And now I’m going to get brave and share it with you: the first poem I’ve put up on this blog.


I walk shadowless under a sunless sky.

Sun’s brightness swallowed in

filmy grey envelopes,

 distant hills erased,

painted out in white.

I am rainchased,


a petal blown on a gust,

a wave whipped across a pond.

I drink in the smell of sweet freesias

and sharp spicy rosemary,

I caress fragile budding leaves,

I see silver shreds flapping in the wind.

I walk under rain, but I am not wet;

I wander abroad, but I am not lost.

What interesting thoughts have come to you while walking? 

Raindrops on Roses

Last week, it rained almost all week. 
When I was living in Seattle, the rain frustrated me. It was constant. All I could think about were wet socks, frizzy hair, cold fingers, dirty puddles, indoor mold. 
Now that I’m back in California, where showers are balanced with sunshine, it’s easier for me to be thankful for the rain. Now I go out in my rain boots with my camera, enjoying the beauty that the rain brings, especially to the rose garden. I’ve always loved taking close-ups of dew-studded roses. I hope you enjoy the results!

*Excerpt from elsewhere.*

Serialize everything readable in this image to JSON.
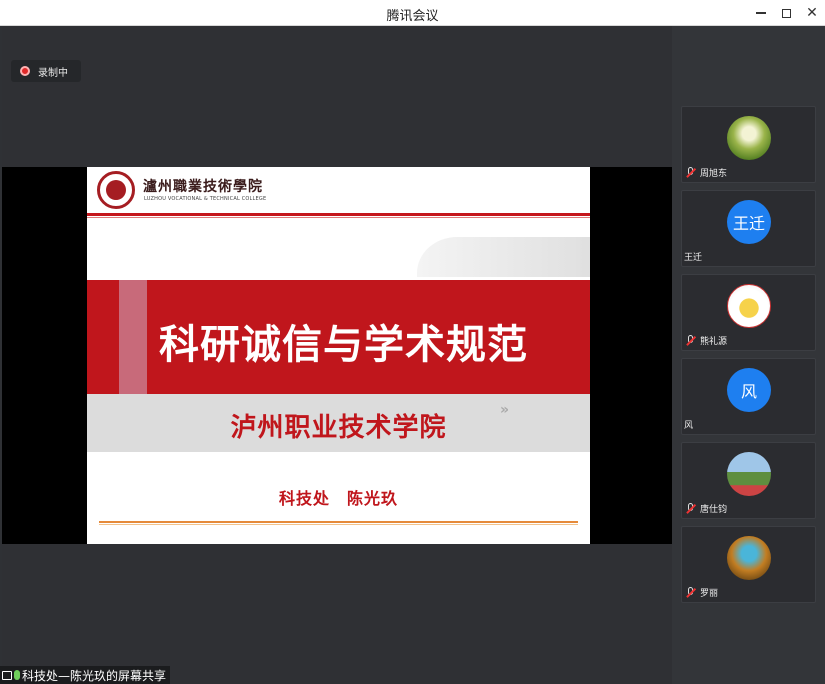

They’re little miracles, reminders of the beauty brought even by hardship, signs of joy even in the rain. They remind me of the song from The Sound of Music:

“Raindrops on roses, and whiskers on kittens…

 “bright copper kettles, and warm woolen mittens…

“brown paper packages, tied up with string…

“these are a few of my favorite things!”

Happy Monday! What’s beautiful in your world today?

A Piece of Cake

This Monday takes the cake.


I planned to start this week out by meeting my friend Ashley at Starbucks. Little did I expect her and her parents to step out of the car and hand me a big white box with a beautiful leather-bound book inside.

An edible book.

Yes, folks, that is a Les Miserables CAKE. I devoured Victor Hugo’s famous work my senior year of high school, and it’s been one of my favorite books ever since, but I never expected to literally be able to EAT it. 
Ashley and her mom Angie are amazing cake artisans (you can check out some of their other jaw-dropping creations here). Look at the incredible details!
Doesn’t the icing really look like leather? How cool is that? 

 And possibly my favorite detail: a big-eyed bookworm creeping around the corner 🙂

It even has my name on the spine! Thank you, Ashley and Angie, for kicking my week off to a great start. 
So, did anybody else find a surprise planted in their Monday? Or want to come over for some cake?